I started three companies, one through IPO (NetGravity), one which is still going strong (Rocketship), and one sold at a fire sale (Zeal). At NetGravity, I validated everything. By Zeal, I thought I knew the truth and would reveal it to the world to loud applause.

Here is the deal. If you think you know what users want without validating, if you think your gut is always right, if you think you can guess how the market will work when you give it something new, you are wrong.

In my first company, I started with the assumption that content would be free and content companies would need a business model to stay in business. I thought advertising would be that business. We were just starting to see sponsorships on sites like Netscape and Yahoo!

Every week I would brainstorm with my soon-to-be co-founders about something, then go out and talk to every possible customer to see if they were interested.
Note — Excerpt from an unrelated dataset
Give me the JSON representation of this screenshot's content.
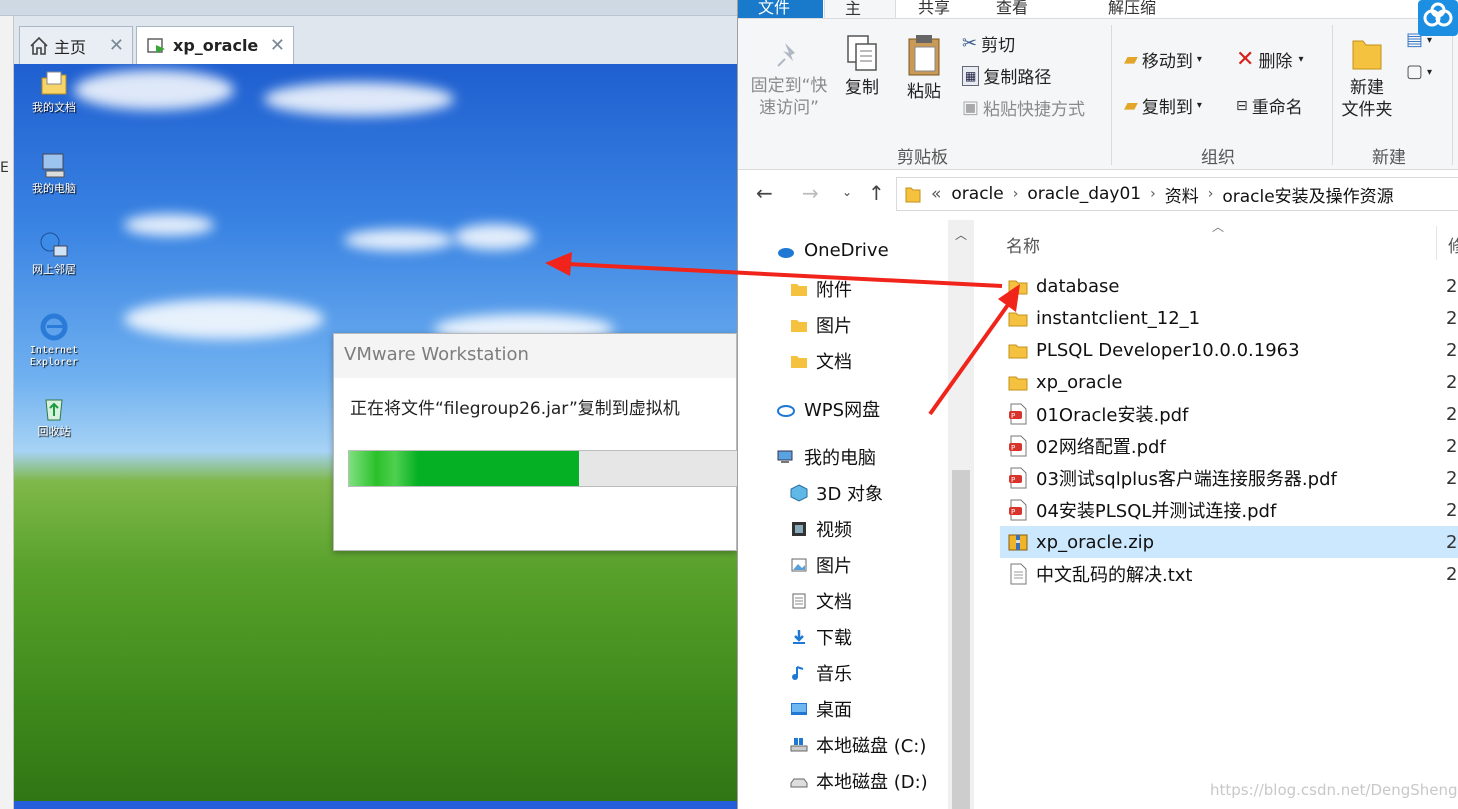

I tried 10 ideas over nine months, the last one being an adserver that would rotate ads on a site.

I knew I had it right when I walked in to Yahoo! And they asked me if I could install it tomorrow (at that point, I had no code). So my co-founders wrote it that night and we installed it the next day.

Our product market fit was strong. Lots of people wanted adservers. I was head salesman for the first few months and took advantage of that time to talk to lots of customers.

This is where the idea of a pivot really comes in. Most people associate pivot with the most extreme version, which is to completely change industries, solutions, etc. There are lots of other pivots around business model, customer focus, etc. that many founders don't make.

I realized in one meeting that what the customer really needed was a system that could rotate ads dynamically so that they could promise a certain number of impressions for each advertiser.

So we went off and wrote that over the weekend and moved our customers to that. That completely changed our business because now adservers became compute intensive so you had to buy several to match your traffic.

About a year later, the first SaaS adservers came out from people like DoubleClick. We built one in stealth and revealed it just after we went public, growing revenues from $6m at IPO to $40m 18 months later. We focused here on advertisers instead of website owners.

Amongst these changes to our model and customers, we made a ton of mistakes, but they were forgiven because customer need was insane. We were literally the first thing new Internet startups bought when they got funded.

In the course of 4 years, we probably tried about 100 business model and customer pivot-level ideas and 4 or 5 worked really well. That was before AWS, before SaaS, before open source. Things were sloggy. Now you can try 1000 pivot-level ideas in four years and you need to.

Next time, I'll talk about a modern method of need finding. It's now possible to what I did in four years, but in four months. I'm hoping you will try that in your startup.

I hope you liked this thread. I write about all of the issues facing early stage startups. Please follow me @jwdanner and please retweet this to help other founders.

And here is the product-market fit (PMF) framework I use with my founder's to intentionally experiment until they find PMF:…